So I ask you. What are dragons but dinosaurs scaled up and with more decoration in various places, physical or otherwise? Man has an innate respect for that which is larger than himself, and what is more overmastering than a creature millenia old, with wings that blot out the sun, breath that turns steel molten, claws that tear down castle walls, muscle and sinew that crumble mountainside in their grip, a gaze more intense than any bird of prey, and an alien intellect that almost breaks down your very will as it speaks with a voice that rocks the roots of the stone you stand upon. What are dragons and dinosaurs, or indeed, the vastness of Creation, but a mirror or window in which to see the Divine?

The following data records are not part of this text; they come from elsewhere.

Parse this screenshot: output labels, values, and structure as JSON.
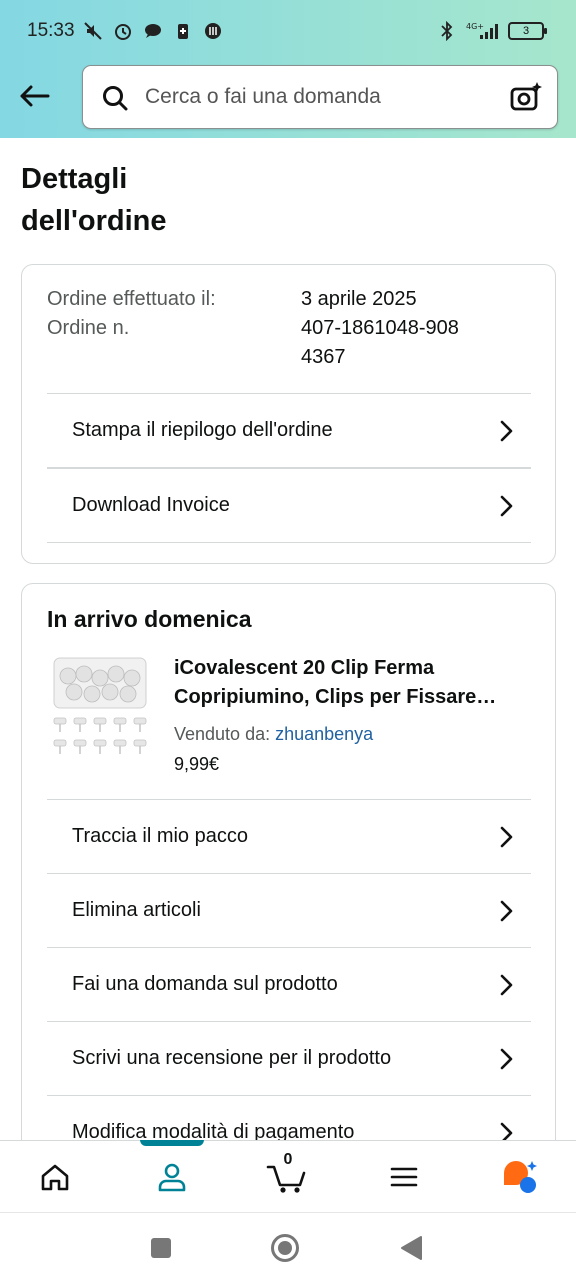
{
  "status_bar": {
    "time": "15:33",
    "battery": "3",
    "network": "4G+"
  },
  "header": {
    "search_placeholder": "Cerca o fai una domanda"
  },
  "page": {
    "title": "Dettagli dell'ordine"
  },
  "order_info": {
    "placed_label": "Ordine effettuato il:",
    "placed_value": "3 aprile 2025",
    "number_label": "Ordine n.",
    "number_value": "407-1861048-9084367"
  },
  "order_actions": [
    {
      "label": "Stampa il riepilogo dell'ordine"
    },
    {
      "label": "Download Invoice"
    }
  ],
  "shipment": {
    "title": "In arrivo domenica",
    "product_title": "iCovalescent 20 Clip Ferma Copripiumino, Clips per Fissare…",
    "seller_label": "Venduto da:",
    "seller_name": "zhuanbenya",
    "price": "9,99€",
    "actions": [
      {
        "label": "Traccia il mio pacco"
      },
      {
        "label": "Elimina articoli"
      },
      {
        "label": "Fai una domanda sul prodotto"
      },
      {
        "label": "Scrivi una recensione per il prodotto"
      },
      {
        "label": "Modifica modalità di pagamento"
      }
    ]
  },
  "bottom_nav": {
    "cart_count": "0"
  },
  "colors": {
    "accent": "#008296",
    "link": "#2162a1",
    "header_gradient_start": "#84d8e3",
    "header_gradient_end": "#a6e6cc",
    "rufus_orange": "#ff6a13",
    "rufus_blue": "#1a73e8"
  }
}
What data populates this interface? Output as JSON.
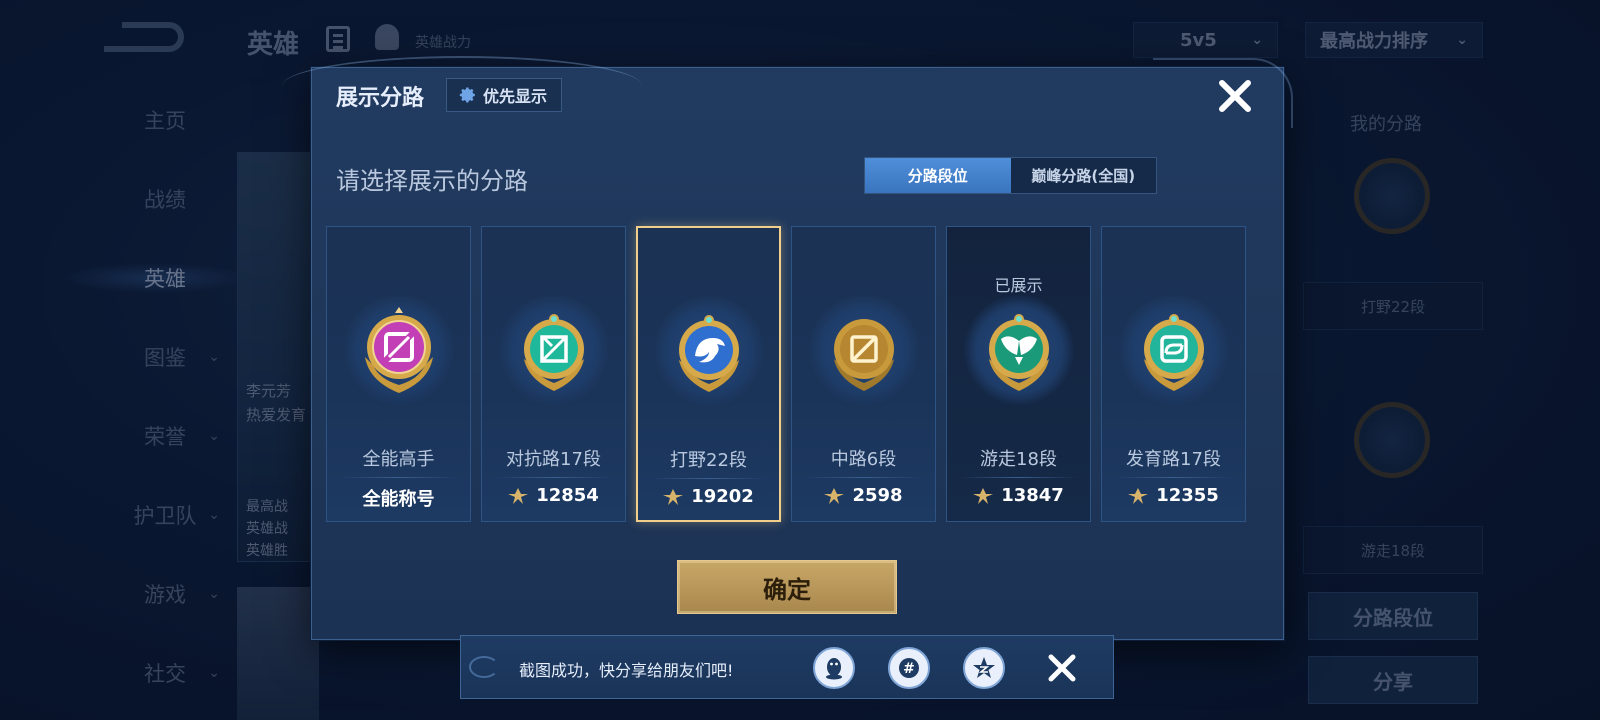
{
  "background": {
    "header_title": "英雄",
    "header_sub": "英雄战力",
    "mode_select": "5v5",
    "sort_select": "最高战力排序",
    "sidebar": [
      {
        "label": "主页"
      },
      {
        "label": "战绩"
      },
      {
        "label": "英雄",
        "active": true
      },
      {
        "label": "图鉴"
      },
      {
        "label": "荣誉"
      },
      {
        "label": "护卫队"
      },
      {
        "label": "游戏"
      },
      {
        "label": "社交"
      }
    ],
    "card_texts": [
      "李元芳",
      "热爱发育",
      "最高战",
      "英雄战",
      "英雄胜"
    ],
    "right_panel": {
      "title": "我的分路",
      "lane1": "打野22段",
      "lane2": "游走18段",
      "btn1": "分路段位",
      "btn2": "分享"
    }
  },
  "modal": {
    "title": "展示分路",
    "priority_label": "优先显示",
    "prompt": "请选择展示的分路",
    "tabs": [
      {
        "label": "分路段位",
        "active": true
      },
      {
        "label": "巅峰分路(全国)",
        "active": false
      }
    ],
    "lanes": [
      {
        "name": "全能高手",
        "value": "全能称号",
        "icon": "all-round-badge-icon",
        "color": "#c23fb6",
        "shown": ""
      },
      {
        "name": "对抗路17段",
        "value": "12854",
        "icon": "clash-lane-badge-icon",
        "color": "#1fb89a",
        "shown": ""
      },
      {
        "name": "打野22段",
        "value": "19202",
        "icon": "jungle-badge-icon",
        "color": "#2f6fd0",
        "shown": "",
        "selected": true
      },
      {
        "name": "中路6段",
        "value": "2598",
        "icon": "mid-lane-badge-icon",
        "color": "#b78630",
        "shown": ""
      },
      {
        "name": "游走18段",
        "value": "13847",
        "icon": "roam-badge-icon",
        "color": "#1b9a7a",
        "shown": "已展示"
      },
      {
        "name": "发育路17段",
        "value": "12355",
        "icon": "farm-lane-badge-icon",
        "color": "#22b59b",
        "shown": ""
      }
    ],
    "confirm_label": "确定"
  },
  "toast": {
    "text": "截图成功，快分享给朋友们吧!",
    "share_targets": [
      "qq-icon",
      "wechat-moments-icon",
      "qzone-star-icon"
    ]
  }
}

I also like to look at how Dragons, and their opposites, the typical Knight, fight. Knights, after a certain point, to me, seem more than a little weak. They find an animal, and bend it to their will, and call it a noble steed, and ride into battle dominating another of God’s Creatures. They press a blacksmith into their service, and have him forge armor and weapons with which to fight, again asserting mastery over another. The very armor and weapons themselves are not what the Good Lord has given them. There is a distinct lack of trust there, in relying not on what God has given you, but on what you can squeeze out of Creation and your fellow man. Dragons, however, are different. Their only weapons and armor, despite their effectiveness and lethality, are those granted to them by the Creator. All a dragon’s fiery breath, impenetrable scales, cruel talons, cunning intellect, colossal size, vast wings, and hideous strength are what he is born with. The very fact that he takes to the wing on the wind, something that has long been poetically called the Breath of God, implies a sense of trust in something he does not control, something he must learn to work with and not against, or be cast to the ground. I see no reason why this utter reliance on using the Gifts given to you by the Grace of God and this complete reliance on His machinations that you cannot always see but trust to support you should not be upheld as Righteous and Good. In short, my view of dragons is something anything good Christian should aspire to be.
For fairness’ sake, I will flip the fairy story right-side up again. A righteous Knight can be just as good, and more identifiable of a character. His struggle seems far more akin to our own, by nature of his very humanity. A righteous Knight knows what God has given him is good, yet he also knows that such gifts include hands to craft and a mind to conceive wondrous things for the greater Glory of God. In kindness and humility, he asks the smithy to craft him weapons on protection of the finest steel, for there is a scaled terror to slay. He treats those items with respect for the power they hold, and finds a horse that he makes a bond with, and trains and cares for, with whom he rides to battle. Before he fights, he kneels and prays for the Grace to do as God Wills in this fight. As for the wicked Dragon, he wakes and wallows in his own strength and might, though it was all a gift from On High. He uses these gifts blasphemously and with great selfishness, killing and devouring all before him. He feels that no one is more powerful or more cunning than he.
In summation, to paraphrase G.K. Chesterton, even a dragon can be Holy when it is pointed towards the Glory of God.